When life gives you lemons you squeeze them, hard. Make invisible ink. Make an acid poison. Fling it in their eyes. [loc. 693]
Doctor Impossible, victim of a freak science accident, has tried to conquer the world twelve times and counting. At the start of the novel, he is incarcerated in a ridiculously high-security prison, reflecting on his achievements to date and fine-tuning his latest plan for world domination (and invincibility).
Meanwhile, the Champions -- a semi-retired bunch of media-savvy superheroes -- are welcoming a new recruit, Fatale. Terribly injured in a random accident, Fatale was recreated as a cyborg by a mysterious company called Protheon. She dreams about assembler code and wonders why she hasn't heard from Protheon in a while.
Doctor Impossible's latest plan for world domination is as grandiose as ever: but the Champions have another problem. Who killed Corefire, the mightiest of them all? And has Lily -- a woman of glass from the 35th century, once Doctor Impossible's lover -- truly switched sides?
I enjoyed this novel on a number of levels. It's an entertaining riff on superhero tropes (the supervillain island lair, the convoluted origin stories, the improbable science, the overprotective parents); there are sly references to real-world comics canon (Doctor Impossible's therapist is 'Steve, a sad-eyed Rogerian' [loc. 179]); Doctor Impossible himself is the uber-nerd, the sullen teenager eating lunch in the corner on his own, the revenge fantasy of everyone who's ever been shunned by the popular kids. But perhaps the most interesting aspect of Soon I Will Be Invincible is that all the superpowered characters, heroes or villains, have mental health issues. (Though not all of these are what they first appear: Damsel's not bulimic, she's half-alien.) Grossman explores the notion that great power can stem from damage, that it can be a survival mechanism. 'There's a fine line between a superpower and a chronic medical condition.' [loc. 2085]
It's become a cliche to focus on the people behind the masks, but Grossman never loses sight of the human stories that underlie the larger-than-life, technicolour conflicts of heroes and villains. The Champions regularly slip up and use real names, rather than coded identities: Fatale nurses a helpless crush on Blackwolf: Doctor Impossible still wonders whether he ever really had a chance with his old schoolmate Erika.
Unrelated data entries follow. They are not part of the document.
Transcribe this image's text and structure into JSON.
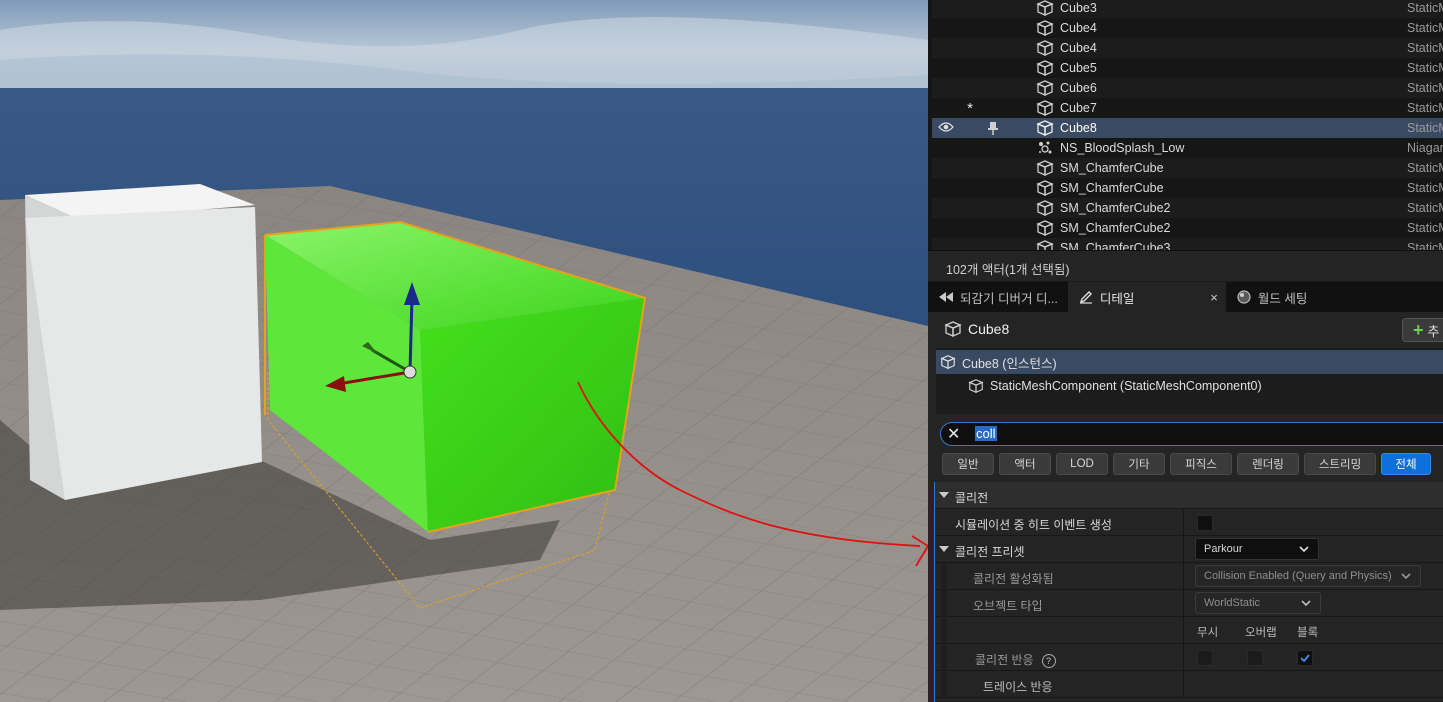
{
  "outliner": {
    "rows": [
      {
        "label": "Cube3",
        "type": "StaticM"
      },
      {
        "label": "Cube4",
        "type": "StaticM"
      },
      {
        "label": "Cube4",
        "type": "StaticM"
      },
      {
        "label": "Cube5",
        "type": "StaticM"
      },
      {
        "label": "Cube6",
        "type": "StaticM"
      },
      {
        "label": "Cube7",
        "type": "StaticM",
        "star": "*"
      },
      {
        "label": "Cube8",
        "type": "StaticM",
        "selected": true
      },
      {
        "label": "NS_BloodSplash_Low",
        "type": "Niagar"
      },
      {
        "label": "SM_ChamferCube",
        "type": "StaticM"
      },
      {
        "label": "SM_ChamferCube",
        "type": "StaticM"
      },
      {
        "label": "SM_ChamferCube2",
        "type": "StaticM"
      },
      {
        "label": "SM_ChamferCube2",
        "type": "StaticM"
      },
      {
        "label": "SM_ChamferCube3",
        "type": "StaticM"
      }
    ],
    "actor_count": "102개 액터(1개 선택됨)"
  },
  "tabs": [
    {
      "label": "되감기 디버거 디..."
    },
    {
      "label": "디테일",
      "close": "×"
    },
    {
      "label": "월드 세팅"
    }
  ],
  "details": {
    "title": "Cube8",
    "add_button": "추",
    "components": [
      {
        "label": "Cube8 (인스턴스)"
      },
      {
        "label": "StaticMeshComponent (StaticMeshComponent0)"
      }
    ],
    "search": {
      "value": "coll"
    },
    "filters": [
      "일반",
      "액터",
      "LOD",
      "기타",
      "피직스",
      "렌더링",
      "스트리밍",
      "전체"
    ],
    "active_filter": "전체",
    "category": "콜리전",
    "props": {
      "gen_hit_events": "시뮬레이션 중 히트 이벤트 생성",
      "collision_presets": "콜리전 프리셋",
      "presets_value": "Parkour",
      "collision_enabled": "콜리전 활성화됨",
      "collision_enabled_value": "Collision Enabled (Query and Physics)",
      "object_type": "오브젝트 타입",
      "object_type_value": "WorldStatic",
      "col_ignore": "무시",
      "col_overlap": "오버랩",
      "col_block": "블록",
      "collision_response": "콜리전 반응",
      "help": "?",
      "trace_response": "트레이스 반응"
    }
  },
  "colors": {
    "accent": "#0f6fdb",
    "selection": "#3b4a63",
    "cube_green": "#3ddc1a",
    "annotation_red": "#e01010"
  },
  "icons": {
    "visibility": "eye-icon",
    "pin": "pin-icon",
    "mesh": "static-mesh-icon",
    "niagara": "niagara-icon"
  }
}
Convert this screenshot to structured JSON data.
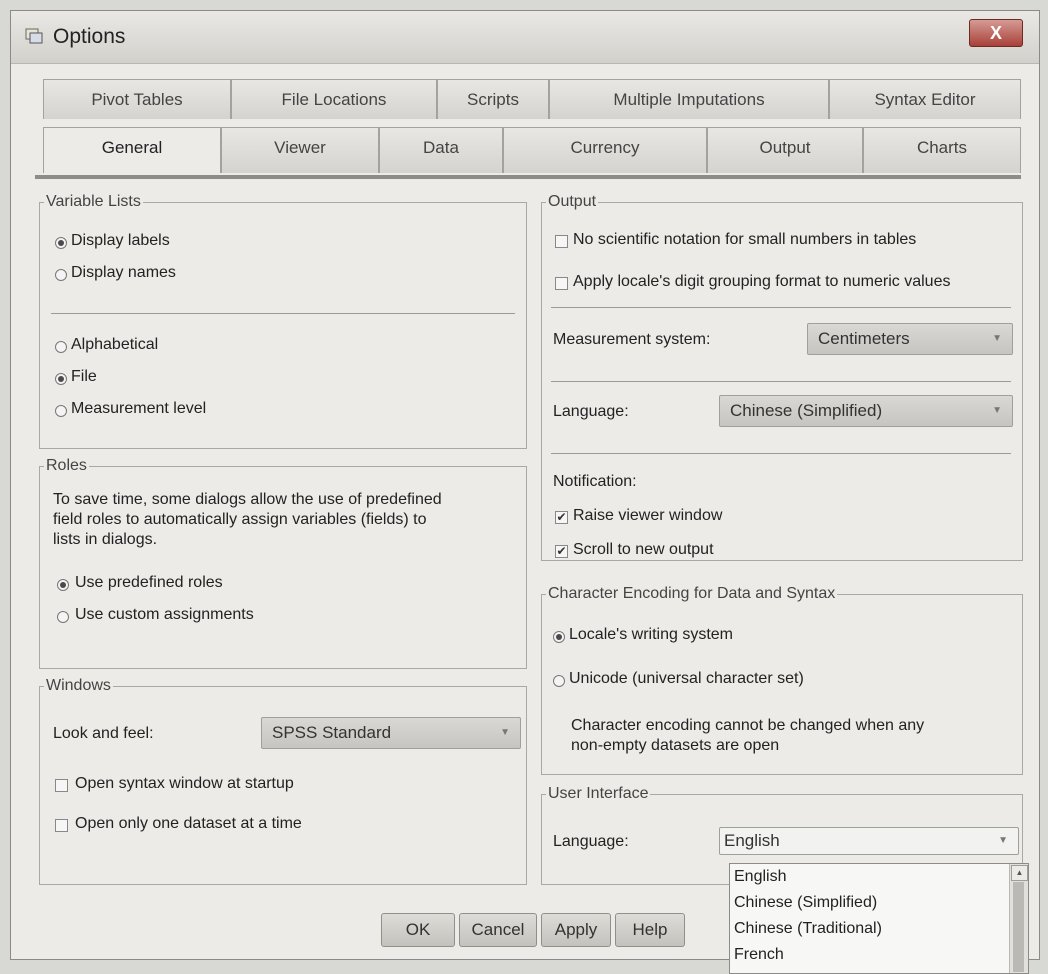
{
  "window": {
    "title": "Options",
    "close_label": "X"
  },
  "tabs_row1": [
    "Pivot Tables",
    "File Locations",
    "Scripts",
    "Multiple Imputations",
    "Syntax Editor"
  ],
  "tabs_row2": [
    "General",
    "Viewer",
    "Data",
    "Currency",
    "Output",
    "Charts"
  ],
  "variable_lists": {
    "legend": "Variable Lists",
    "display_labels": "Display labels",
    "display_names": "Display names",
    "alphabetical": "Alphabetical",
    "file": "File",
    "measurement_level": "Measurement level"
  },
  "roles": {
    "legend": "Roles",
    "desc_line1": "To save time, some dialogs allow the use of predefined",
    "desc_line2": "field roles to automatically assign variables (fields) to",
    "desc_line3": "lists in dialogs.",
    "use_predefined": "Use predefined roles",
    "use_custom": "Use custom assignments"
  },
  "windows": {
    "legend": "Windows",
    "look_and_feel_label": "Look and feel:",
    "look_and_feel_value": "SPSS Standard",
    "open_syntax": "Open syntax window at startup",
    "open_one_dataset": "Open only one dataset at a time"
  },
  "output": {
    "legend": "Output",
    "no_scientific": "No scientific notation for small numbers in tables",
    "apply_locale": "Apply locale's digit  grouping format to numeric values",
    "measurement_label": "Measurement system:",
    "measurement_value": "Centimeters",
    "language_label": "Language:",
    "language_value": "Chinese (Simplified)",
    "notification_label": "Notification:",
    "raise_viewer": "Raise viewer window",
    "scroll_output": "Scroll to new output"
  },
  "encoding": {
    "legend": "Character Encoding for Data and Syntax",
    "locale_writing": "Locale's writing system",
    "unicode": "Unicode (universal character set)",
    "note_line1": "Character encoding cannot be changed when any",
    "note_line2": "non-empty datasets are open"
  },
  "ui": {
    "legend": "User Interface",
    "language_label": "Language:",
    "language_value": "English",
    "options": [
      "English",
      "Chinese (Simplified)",
      "Chinese (Traditional)",
      "French"
    ]
  },
  "buttons": {
    "ok": "OK",
    "cancel": "Cancel",
    "apply": "Apply",
    "help": "Help"
  }
}
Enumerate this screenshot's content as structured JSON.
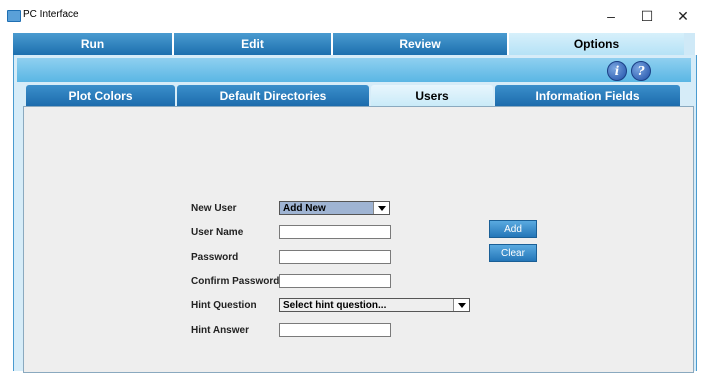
{
  "window": {
    "title": "PC Interface",
    "minimize": "–",
    "maximize": "☐",
    "close": "✕"
  },
  "main_tabs": [
    {
      "label": "Run"
    },
    {
      "label": "Edit"
    },
    {
      "label": "Review"
    },
    {
      "label": "Options"
    }
  ],
  "toolbar": {
    "info_label": "i",
    "help_label": "?"
  },
  "sub_tabs": [
    {
      "label": "Plot Colors"
    },
    {
      "label": "Default Directories"
    },
    {
      "label": "Users"
    },
    {
      "label": "Information Fields"
    }
  ],
  "form": {
    "new_user_label": "New User",
    "new_user_value": "Add New",
    "user_name_label": "User Name",
    "password_label": "Password",
    "confirm_password_label": "Confirm Password",
    "hint_question_label": "Hint Question",
    "hint_question_value": "Select hint question...",
    "hint_answer_label": "Hint Answer",
    "add_label": "Add",
    "clear_label": "Clear"
  },
  "colors": {
    "tab_blue": "#1d6fae",
    "active_tab": "#c8eaf8",
    "panel_bg": "#eeeeee",
    "new_user_combo": "#9fb4d3"
  }
}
There are some flaws in this book, and in its content. The characters' voices -- apart from Fatale and Doctor Impossible, dual narrators -- aren't especially distinct: at times they feel two-dimensional. There's a lot of backstory that's hinted at just enough to distract. And, content-wise, there are way too many typos. Unfortunately, it's the kind of book (or I'm the kind of reader) where you look for a pattern, a coded message, in the omitted letters.
No message found: so I'll stick with the metaphor of heroes as survivors.
When you can't bear something but it goes on anyway, the person who survives isn't you anymore; you've changed and become someone else, a new person, the one who did bear it after all.[loc. 1938]